5. Go back and stand again on the 2nd position - the other person. Ask yourself, "How is this different now? How do I respond?"
6. Complete the exercise by returning to the 1st position - you - and ask yourself, "How is this different now? How do I respond?"
Benefits of the Meta-Mirror Model
- gain increased and expanded perspectives in conflict situations;
- be able to “unstick” yourself from old patterns of thinking;
- improve relationships;
- easier to forgive others;
- be able to spot relationship gaps;
- be able to identify opportunities;
- be able to negotiate more effectively with others;
- understand the needs of your customers, friends and loved ones;
- develop empathy.
PACE TO LEAD

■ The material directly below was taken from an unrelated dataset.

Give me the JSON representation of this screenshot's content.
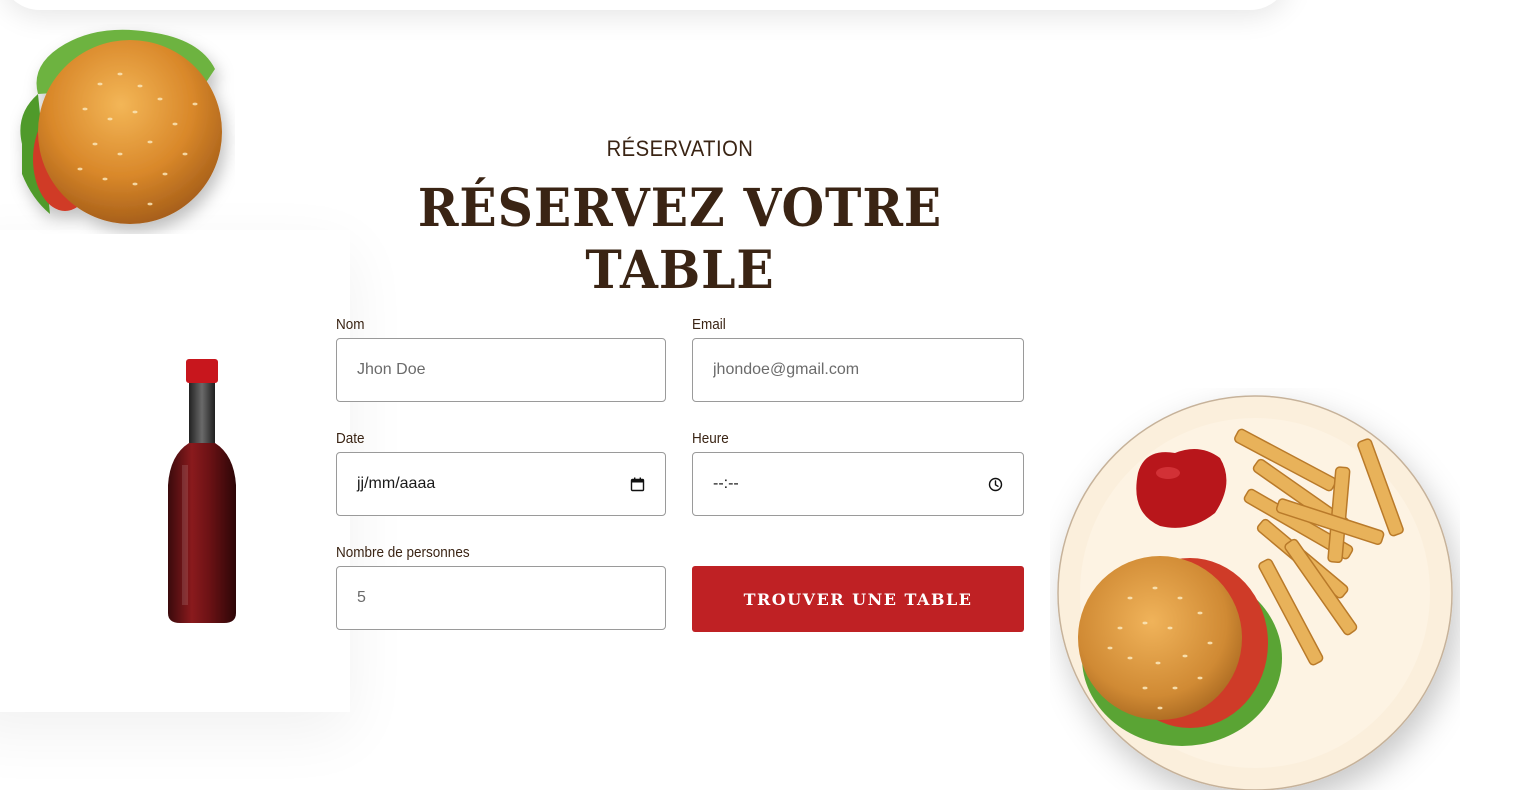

Another effective way of building rapport and relationships is learning the technique of pacing to leading the other person. Pacing is the ability to respectfully pick up and match other people's behaviours and vocabularly (as discussed in my previous Rapport blog), listening to their needs and totally understanding their viewpoint - in fact, physically being in their shoes! This may take a long time to pick up or may be quite quick. But, the important thing, is to be patient with your pacing until you can truly start to 'lead' them in a new direction. Leading in this contexts means being able to influence the other person with your point of view by subtly taking them down a different route or in an alternative direction.
Successful salespeople are very qualified in this technique by firstly demonstrating a genuine interest in their customer. They listen continuously to what this person wants or needs before trying to sell them anything. Once they have totally understood the other person they gear them towards what they believe they will want to purchase. It is a fact that people do not want to be told what they need to buy - they resent it - but they can be led towards buying something they believe they want or need!
In business, companies succeed in introducing major change programmes by taking measured/paced steps. By listening to employees and acknowleding any of their concerns/ideas, this allows changes to gradually be introduced and accepted. The most effective leaders in business are those who pace their employees' reality first. Again, the key actions are always listening and being patient.
BUT!!! ...................One last word
There are instances when saying the right, albeit small, word makes a huge difference between your ability to retain rapport or break rapport. This is known as mastering 'influential communication' techniques. Simple words like 'AND' or 'BUT' can focus the attention of the conversation in different ways. When you use the word 'BUT', people will remember what you said afterwards. When you use the 'AND' word, people remember what you said Before and Afterwards!